Hi. I’m Laura Kumin. Daniel Ben-Chitrit and I are your daughter/son’s Religious School teachers in KItah Chet at Etz Hayim. Our module, Dishing the Diaspora, meets roughly every other Sunday for 8 sessions. (We would have had 9, but our first session, on January 13th, was snowed out.) Our goal is to provide students with a sense of how the diaspora has resulted in a wide variety of foods, particularly as those foods relate to Jewish holidays. Each class will have a theme or themes relating to the overall topic of the module. We’ll be cooking in most sessions and eating in all, so we hope to keep the students’ attention and interest up, as we cook and eat our way through this program.

Our first session included: 
  • an introduction to the module; 
  • an examination of what diaspora means, literally and also in the context of the dispersal of Jews throughout the world, facts about where Jews live today; and 
  • finally a discussion of Tu B’shevat, ending with a Tu B’shevat ice cream seder. 

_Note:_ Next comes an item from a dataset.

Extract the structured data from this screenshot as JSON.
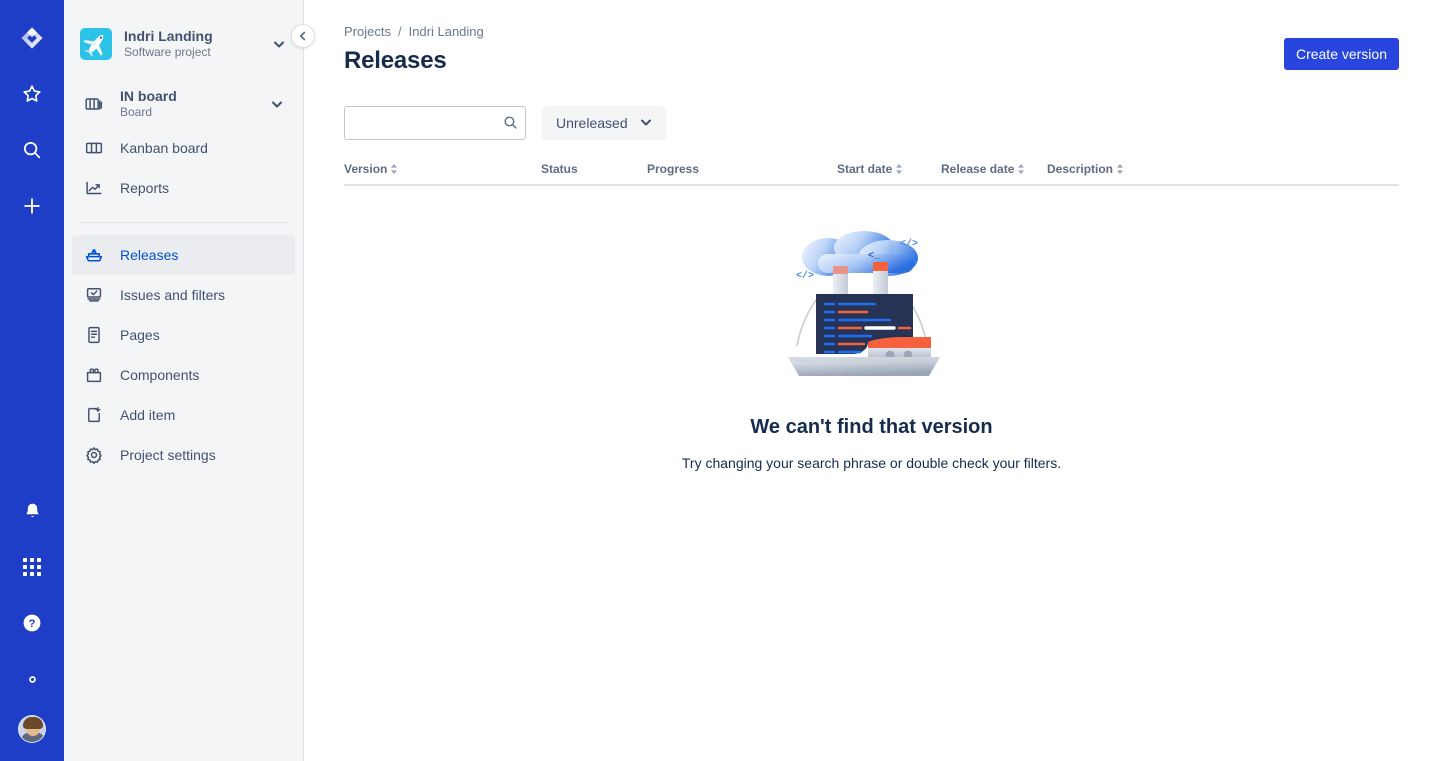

The introduction included students answering questions about themselves, who they admire and why, what they like to eat, and what Jewish food traditions they have observed and participated in at home. In the second part we talked about the number of Jews worldwide at various points in history, where they lived and why they left certain countries or areas of the world. Our Tu B’shevat discussion centered on the food traditions for the holiday, including the sheva minim or 7 species of sacred grains and fruits, what carob and etrog are, and where the students might find them today. If you are interested in the Tu B’shevat seder, I’ve attached a copy to this note. 

Our next session is this coming Sunday and we’ll be talking about Purim. We will also make hamantaschen using fillings that the students named as their favorites. 
Feel free to email me if you have any questions or want any additional information about the class. I enjoyed our first session and look forward to teaching, talking, and cooking with your daughters and sons. 
Best regards, Laura Kumin

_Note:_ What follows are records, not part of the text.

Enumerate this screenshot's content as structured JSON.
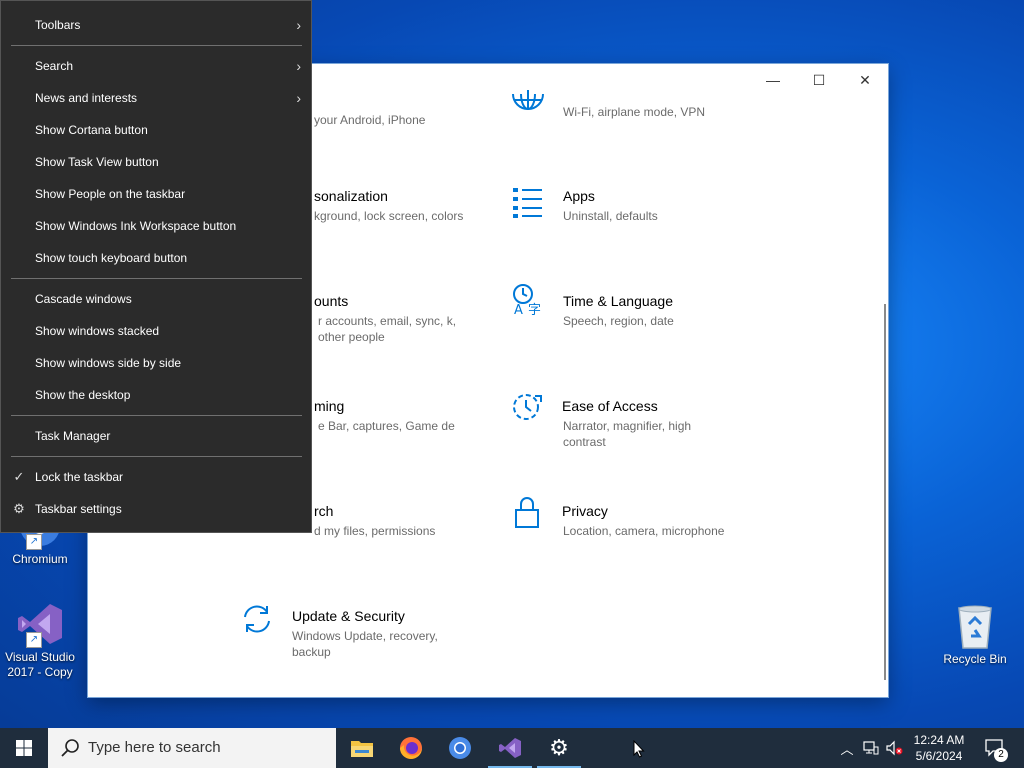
{
  "context_menu": {
    "items": [
      {
        "label": "Toolbars",
        "submenu": true
      },
      {
        "label": "Search",
        "submenu": true
      },
      {
        "label": "News and interests",
        "submenu": true
      },
      {
        "label": "Show Cortana button"
      },
      {
        "label": "Show Task View button"
      },
      {
        "label": "Show People on the taskbar"
      },
      {
        "label": "Show Windows Ink Workspace button"
      },
      {
        "label": "Show touch keyboard button"
      },
      {
        "label": "Cascade windows"
      },
      {
        "label": "Show windows stacked"
      },
      {
        "label": "Show windows side by side"
      },
      {
        "label": "Show the desktop"
      },
      {
        "label": "Task Manager"
      },
      {
        "label": "Lock the taskbar",
        "checked": true
      },
      {
        "label": "Taskbar settings",
        "icon": "gear-icon"
      }
    ]
  },
  "settings": {
    "tiles": [
      {
        "title": "",
        "desc": "your Android, iPhone"
      },
      {
        "title": "",
        "desc": "Wi-Fi, airplane mode, VPN",
        "icon": "network-globe-icon"
      },
      {
        "title": "sonalization",
        "desc": "kground, lock screen, colors"
      },
      {
        "title": "Apps",
        "desc": "Uninstall, defaults",
        "icon": "apps-list-icon"
      },
      {
        "title": "ounts",
        "desc": "r accounts, email, sync, k, other people"
      },
      {
        "title": "Time & Language",
        "desc": "Speech, region, date",
        "icon": "time-language-icon"
      },
      {
        "title": "ming",
        "desc": "e Bar, captures, Game de"
      },
      {
        "title": "Ease of Access",
        "desc": "Narrator, magnifier, high contrast",
        "icon": "ease-of-access-icon"
      },
      {
        "title": "rch",
        "desc": "d my files, permissions"
      },
      {
        "title": "Privacy",
        "desc": "Location, camera, microphone",
        "icon": "lock-icon"
      },
      {
        "title": "Update & Security",
        "desc": "Windows Update, recovery, backup",
        "icon": "sync-arrows-icon"
      }
    ],
    "accent": "#0078d7"
  },
  "desktop": {
    "icons": [
      {
        "label": "Chromium"
      },
      {
        "label": "Visual Studio 2017 - Copy"
      },
      {
        "label": "Recycle Bin"
      }
    ]
  },
  "taskbar": {
    "search_placeholder": "Type here to search",
    "time": "12:24 AM",
    "date": "5/6/2024",
    "notification_count": "2"
  }
}
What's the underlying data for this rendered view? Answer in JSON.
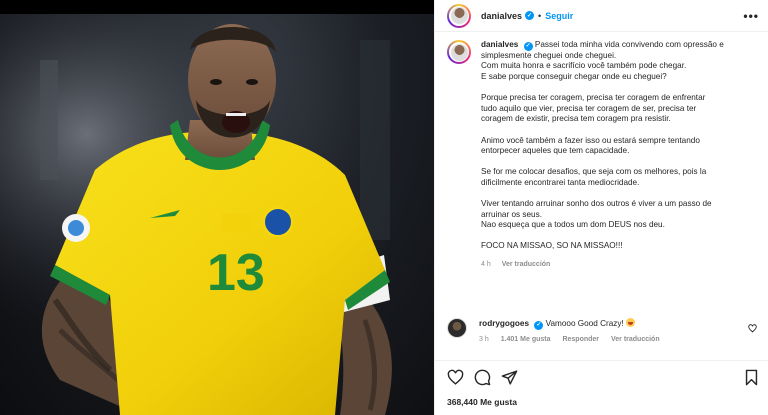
{
  "post": {
    "image_alt": "Dani Alves celebrating in Brazil jersey number 13",
    "jersey_number": "13"
  },
  "header": {
    "username": "danialves",
    "verified_icon": "verified-badge-icon",
    "separator": "•",
    "follow_label": "Seguir",
    "more_label": "•••"
  },
  "caption": {
    "username": "danialves",
    "lines": [
      "Passei toda minha vida convivendo com opressão e",
      "simplesmente cheguei onde cheguei.",
      "Com muita honra e sacrifício você também pode chegar.",
      "E sabe porque conseguir chegar onde eu cheguei?",
      "",
      "Porque precisa ter coragem, precisa ter coragem de enfrentar",
      "tudo aquilo que vier, precisa ter coragem de ser, precisa ter",
      "coragem de existir, precisa tem coragem pra resistir.",
      "",
      "Animo você também a fazer isso ou estará sempre tentando",
      "entorpecer aqueles que tem capacidade.",
      "",
      "Se for me colocar desafios, que seja com os melhores, pois la",
      "dificilmente encontrarei tanta mediocridade.",
      "",
      "Viver tentando arruinar sonho dos outros é viver a um passo de",
      "arruinar os seus.",
      "Nao esqueça que a todos um dom DEUS nos deu.",
      "",
      "FOCO NA MISSAO, SO NA MISSAO!!!"
    ],
    "time": "4 h",
    "translate_label": "Ver traducción"
  },
  "comment": {
    "username": "rodrygogoes",
    "text": "Vamooo Good Crazy!",
    "time": "3 h",
    "likes": "1.401 Me gusta",
    "reply_label": "Responder",
    "translate_label": "Ver traducción"
  },
  "actions": {
    "likes_count": "368,440 Me gusta"
  },
  "colors": {
    "accent": "#0095f6",
    "text": "#262626",
    "muted": "#8e8e8e",
    "jersey": "#f5d90a",
    "jersey_collar": "#1e8a3a"
  }
}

February 11, 2019

Hi. Laura Kumin here. 

Purim is not for another several weeks. (It begins on Wednesday March 20th.) However, because of our class schedule, we celebrated it a bit early by making hamantaschen yesterday. Class began with a quick overview of health and safety in the kitchen. Then we got to the fun stuff – making and eating hamantaschen. 
When I asked the students at our last session about their favorite hamantaschen flavors, not surprisingly, chocolate was the heavy favorite. Therefore, we made chocolate dough and a decadently rich chocolate filling. We also made a “plain,”  more traditional dough. Beyond chocolate, the students mentioned apricot and strawberry, so we had fillings with both of those flavors: one made primarily from canned apricots, cooked with a kiwi to help the apricots gel, and a quick-and-easy strawberry filling that was simply strawberry jam. 
The students divided into two groups to make the doughs and fillings. Daniel led one group in making the chocolate dough and apricot filling, while I led the other in making the more traditional dough and the chocolate filling. Once we had prepared the doughs and fillings, the students worked in 3 groups to mix-and-match doughs and fillings, create, and bake the hamantaschen. Of course the final part of the class was spent eating and critiquing the various combinations. 
As the students measured, mixed, rolled and baked, we talked about several techniques important in baking. They included the proper way to measure (scooping and leveling), why we use parchment paper on baking sheets (to keep the hamantaschen from sticking), and even how to modify a recipe when it turned out that we did not have as much unsweetened baking chocolate as the recipe called for (we added more chocolate chips and lowered the amount of sugar we used.) 
The recipes we used are attached to this email. Although I had planned to discuss more about other Purim food traditions besides hamantaschen, we did not get the chance to do that. We’ll have a brief discussion on that subject on March 24th, along with conversation about shabbat.  (Kitah Chet did not have class last week during the school-wide shabbat session, so we will catch up on that in our own fashion next month.) 
Daniel will lead the next session, on March 10th, on Kashrut. 
Best regards,
Laura K.